Entries supplied.
[Start of Attachment]

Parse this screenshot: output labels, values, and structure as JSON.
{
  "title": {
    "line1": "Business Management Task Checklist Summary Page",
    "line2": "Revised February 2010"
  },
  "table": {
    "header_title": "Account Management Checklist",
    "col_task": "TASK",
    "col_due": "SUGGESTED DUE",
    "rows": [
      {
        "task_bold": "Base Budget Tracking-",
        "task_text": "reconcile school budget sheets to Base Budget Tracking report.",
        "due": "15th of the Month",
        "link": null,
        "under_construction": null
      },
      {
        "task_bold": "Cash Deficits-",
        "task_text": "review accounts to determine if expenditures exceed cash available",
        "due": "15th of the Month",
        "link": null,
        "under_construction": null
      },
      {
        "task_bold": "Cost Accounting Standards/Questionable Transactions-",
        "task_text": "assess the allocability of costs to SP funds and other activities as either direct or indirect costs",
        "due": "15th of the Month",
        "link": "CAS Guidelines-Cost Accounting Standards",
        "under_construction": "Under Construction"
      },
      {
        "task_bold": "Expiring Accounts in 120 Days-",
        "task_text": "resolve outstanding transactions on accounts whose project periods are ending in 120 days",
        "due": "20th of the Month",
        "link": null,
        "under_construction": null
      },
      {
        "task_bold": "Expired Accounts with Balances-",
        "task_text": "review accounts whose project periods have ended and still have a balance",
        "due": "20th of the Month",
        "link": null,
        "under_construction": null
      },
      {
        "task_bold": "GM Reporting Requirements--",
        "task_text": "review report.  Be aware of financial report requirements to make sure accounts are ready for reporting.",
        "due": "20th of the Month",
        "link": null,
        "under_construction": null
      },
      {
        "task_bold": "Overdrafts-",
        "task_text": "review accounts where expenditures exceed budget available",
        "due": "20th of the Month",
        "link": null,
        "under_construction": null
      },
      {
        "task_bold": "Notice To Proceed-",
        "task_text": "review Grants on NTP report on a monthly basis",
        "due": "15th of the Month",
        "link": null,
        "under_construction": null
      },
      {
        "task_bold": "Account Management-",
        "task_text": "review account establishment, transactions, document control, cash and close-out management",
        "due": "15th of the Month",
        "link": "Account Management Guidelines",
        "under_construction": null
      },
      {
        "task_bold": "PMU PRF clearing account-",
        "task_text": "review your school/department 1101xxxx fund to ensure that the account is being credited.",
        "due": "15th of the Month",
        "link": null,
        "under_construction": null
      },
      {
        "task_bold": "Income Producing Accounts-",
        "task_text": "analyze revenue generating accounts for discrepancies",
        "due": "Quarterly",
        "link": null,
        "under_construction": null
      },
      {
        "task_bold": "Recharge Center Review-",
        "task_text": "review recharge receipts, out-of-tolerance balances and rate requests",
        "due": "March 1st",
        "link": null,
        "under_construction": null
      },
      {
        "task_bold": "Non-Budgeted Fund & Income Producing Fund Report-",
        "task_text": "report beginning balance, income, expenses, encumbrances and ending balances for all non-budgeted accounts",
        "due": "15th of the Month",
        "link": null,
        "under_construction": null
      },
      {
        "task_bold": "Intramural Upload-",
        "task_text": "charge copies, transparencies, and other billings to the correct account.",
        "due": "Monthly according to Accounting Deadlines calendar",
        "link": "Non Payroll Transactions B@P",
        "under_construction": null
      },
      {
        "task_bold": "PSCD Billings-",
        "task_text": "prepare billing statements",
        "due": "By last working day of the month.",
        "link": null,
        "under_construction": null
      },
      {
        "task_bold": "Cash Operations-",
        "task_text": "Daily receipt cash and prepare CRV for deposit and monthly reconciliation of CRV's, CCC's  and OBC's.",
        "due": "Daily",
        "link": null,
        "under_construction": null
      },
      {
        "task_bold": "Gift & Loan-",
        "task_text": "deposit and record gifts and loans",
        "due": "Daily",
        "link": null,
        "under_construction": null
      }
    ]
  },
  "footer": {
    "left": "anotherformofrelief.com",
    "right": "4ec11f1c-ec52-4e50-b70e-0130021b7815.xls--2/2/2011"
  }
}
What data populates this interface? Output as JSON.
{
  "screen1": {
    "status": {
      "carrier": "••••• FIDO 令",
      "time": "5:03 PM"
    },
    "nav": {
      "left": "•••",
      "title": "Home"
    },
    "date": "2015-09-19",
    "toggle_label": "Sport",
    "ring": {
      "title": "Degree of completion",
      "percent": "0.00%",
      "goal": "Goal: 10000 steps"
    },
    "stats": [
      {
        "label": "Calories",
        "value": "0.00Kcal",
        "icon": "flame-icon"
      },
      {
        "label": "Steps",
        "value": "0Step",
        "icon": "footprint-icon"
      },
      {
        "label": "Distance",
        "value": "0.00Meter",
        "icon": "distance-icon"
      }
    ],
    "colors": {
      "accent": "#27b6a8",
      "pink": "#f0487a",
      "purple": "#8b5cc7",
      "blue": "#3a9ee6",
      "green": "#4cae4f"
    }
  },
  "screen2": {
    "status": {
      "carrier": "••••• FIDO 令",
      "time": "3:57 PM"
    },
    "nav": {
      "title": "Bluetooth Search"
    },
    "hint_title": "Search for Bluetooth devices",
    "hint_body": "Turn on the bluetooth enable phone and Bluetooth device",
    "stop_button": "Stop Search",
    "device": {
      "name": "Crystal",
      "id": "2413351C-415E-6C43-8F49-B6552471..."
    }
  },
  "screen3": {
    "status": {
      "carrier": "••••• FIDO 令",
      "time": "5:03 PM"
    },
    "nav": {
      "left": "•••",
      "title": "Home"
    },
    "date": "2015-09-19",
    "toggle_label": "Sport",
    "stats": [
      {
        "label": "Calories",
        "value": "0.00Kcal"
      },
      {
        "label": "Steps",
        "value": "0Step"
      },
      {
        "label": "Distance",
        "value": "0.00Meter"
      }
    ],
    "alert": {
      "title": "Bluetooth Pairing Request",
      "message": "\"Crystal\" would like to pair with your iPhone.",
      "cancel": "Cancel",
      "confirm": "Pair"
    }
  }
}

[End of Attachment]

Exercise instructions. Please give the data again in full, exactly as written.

The completed task.
Parse this screenshot: output labels, values, and structure as JSON.
{
  "title": {
    "line1": "Business Management Task Checklist Summary Page",
    "line2": "Revised February 2010"
  },
  "table": {
    "header_title": "Account Management Checklist",
    "col_task": "TASK",
    "col_due": "SUGGESTED DUE",
    "rows": [
      {
        "task_bold": "Base Budget Tracking-",
        "task_text": "reconcile school budget sheets to Base Budget Tracking report.",
        "due": "15th of the Month",
        "link": null,
        "under_construction": null
      },
      {
        "task_bold": "Cash Deficits-",
        "task_text": "review accounts to determine if expenditures exceed cash available",
        "due": "15th of the Month",
        "link": null,
        "under_construction": null
      },
      {
        "task_bold": "Cost Accounting Standards/Questionable Transactions-",
        "task_text": "assess the allocability of costs to SP funds and other activities as either direct or indirect costs",
        "due": "15th of the Month",
        "link": "CAS Guidelines-Cost Accounting Standards",
        "under_construction": "Under Construction"
      },
      {
        "task_bold": "Expiring Accounts in 120 Days-",
        "task_text": "resolve outstanding transactions on accounts whose project periods are ending in 120 days",
        "due": "20th of the Month",
        "link": null,
        "under_construction": null
      },
      {
        "task_bold": "Expired Accounts with Balances-",
        "task_text": "review accounts whose project periods have ended and still have a balance",
        "due": "20th of the Month",
        "link": null,
        "under_construction": null
      },
      {
        "task_bold": "GM Reporting Requirements--",
        "task_text": "review report.  Be aware of financial report requirements to make sure accounts are ready for reporting.",
        "due": "20th of the Month",
        "link": null,
        "under_construction": null
      },
      {
        "task_bold": "Overdrafts-",
        "task_text": "review accounts where expenditures exceed budget available",
        "due": "20th of the Month",
        "link": null,
        "under_construction": null
      },
      {
        "task_bold": "Notice To Proceed-",
        "task_text": "review Grants on NTP report on a monthly basis",
        "due": "15th of the Month",
        "link": null,
        "under_construction": null
      },
      {
        "task_bold": "Account Management-",
        "task_text": "review account establishment, transactions, document control, cash and close-out management",
        "due": "15th of the Month",
        "link": "Account Management Guidelines",
        "under_construction": null
      },
      {
        "task_bold": "PMU PRF clearing account-",
        "task_text": "review your school/department 1101xxxx fund to ensure that the account is being credited.",
        "due": "15th of the Month",
        "link": null,
        "under_construction": null
      },
      {
        "task_bold": "Income Producing Accounts-",
        "task_text": "analyze revenue generating accounts for discrepancies",
        "due": "Quarterly",
        "link": null,
        "under_construction": null
      },
      {
        "task_bold": "Recharge Center Review-",
        "task_text": "review recharge receipts, out-of-tolerance balances and rate requests",
        "due": "March 1st",
        "link": null,
        "under_construction": null
      },
      {
        "task_bold": "Non-Budgeted Fund & Income Producing Fund Report-",
        "task_text": "report beginning balance, income, expenses, encumbrances and ending balances for all non-budgeted accounts",
        "due": "15th of the Month",
        "link": null,
        "under_construction": null
      },
      {
        "task_bold": "Intramural Upload-",
        "task_text": "charge copies, transparencies, and other billings to the correct account.",
        "due": "Monthly according to Accounting Deadlines calendar",
        "link": "Non Payroll Transactions B@P",
        "under_construction": null
      },
      {
        "task_bold": "PSCD Billings-",
        "task_text": "prepare billing statements",
        "due": "By last working day of the month.",
        "link": null,
        "under_construction": null
      },
      {
        "task_bold": "Cash Operations-",
        "task_text": "Daily receipt cash and prepare CRV for deposit and monthly reconciliation of CRV's, CCC's  and OBC's.",
        "due": "Daily",
        "link": null,
        "under_construction": null
      },
      {
        "task_bold": "Gift & Loan-",
        "task_text": "deposit and record gifts and loans",
        "due": "Daily",
        "link": null,
        "under_construction": null
      }
    ]
  },
  "footer": {
    "left": "anotherformofrelief.com",
    "right": "4ec11f1c-ec52-4e50-b70e-0130021b7815.xls--2/2/2011"
  }
}
What data populates this interface? Output as JSON.
{
  "screen1": {
    "status": {
      "carrier": "••••• FIDO 令",
      "time": "5:03 PM"
    },
    "nav": {
      "left": "•••",
      "title": "Home"
    },
    "date": "2015-09-19",
    "toggle_label": "Sport",
    "ring": {
      "title": "Degree of completion",
      "percent": "0.00%",
      "goal": "Goal: 10000 steps"
    },
    "stats": [
      {
        "label": "Calories",
        "value": "0.00Kcal",
        "icon": "flame-icon"
      },
      {
        "label": "Steps",
        "value": "0Step",
        "icon": "footprint-icon"
      },
      {
        "label": "Distance",
        "value": "0.00Meter",
        "icon": "distance-icon"
      }
    ],
    "colors": {
      "accent": "#27b6a8",
      "pink": "#f0487a",
      "purple": "#8b5cc7",
      "blue": "#3a9ee6",
      "green": "#4cae4f"
    }
  },
  "screen2": {
    "status": {
      "carrier": "••••• FIDO 令",
      "time": "3:57 PM"
    },
    "nav": {
      "title": "Bluetooth Search"
    },
    "hint_title": "Search for Bluetooth devices",
    "hint_body": "Turn on the bluetooth enable phone and Bluetooth device",
    "stop_button": "Stop Search",
    "device": {
      "name": "Crystal",
      "id": "2413351C-415E-6C43-8F49-B6552471..."
    }
  },
  "screen3": {
    "status": {
      "carrier": "••••• FIDO 令",
      "time": "5:03 PM"
    },
    "nav": {
      "left": "•••",
      "title": "Home"
    },
    "date": "2015-09-19",
    "toggle_label": "Sport",
    "stats": [
      {
        "label": "Calories",
        "value": "0.00Kcal"
      },
      {
        "label": "Steps",
        "value": "0Step"
      },
      {
        "label": "Distance",
        "value": "0.00Meter"
      }
    ],
    "alert": {
      "title": "Bluetooth Pairing Request",
      "message": "\"Crystal\" would like to pair with your iPhone.",
      "cancel": "Cancel",
      "confirm": "Pair"
    }
  }
}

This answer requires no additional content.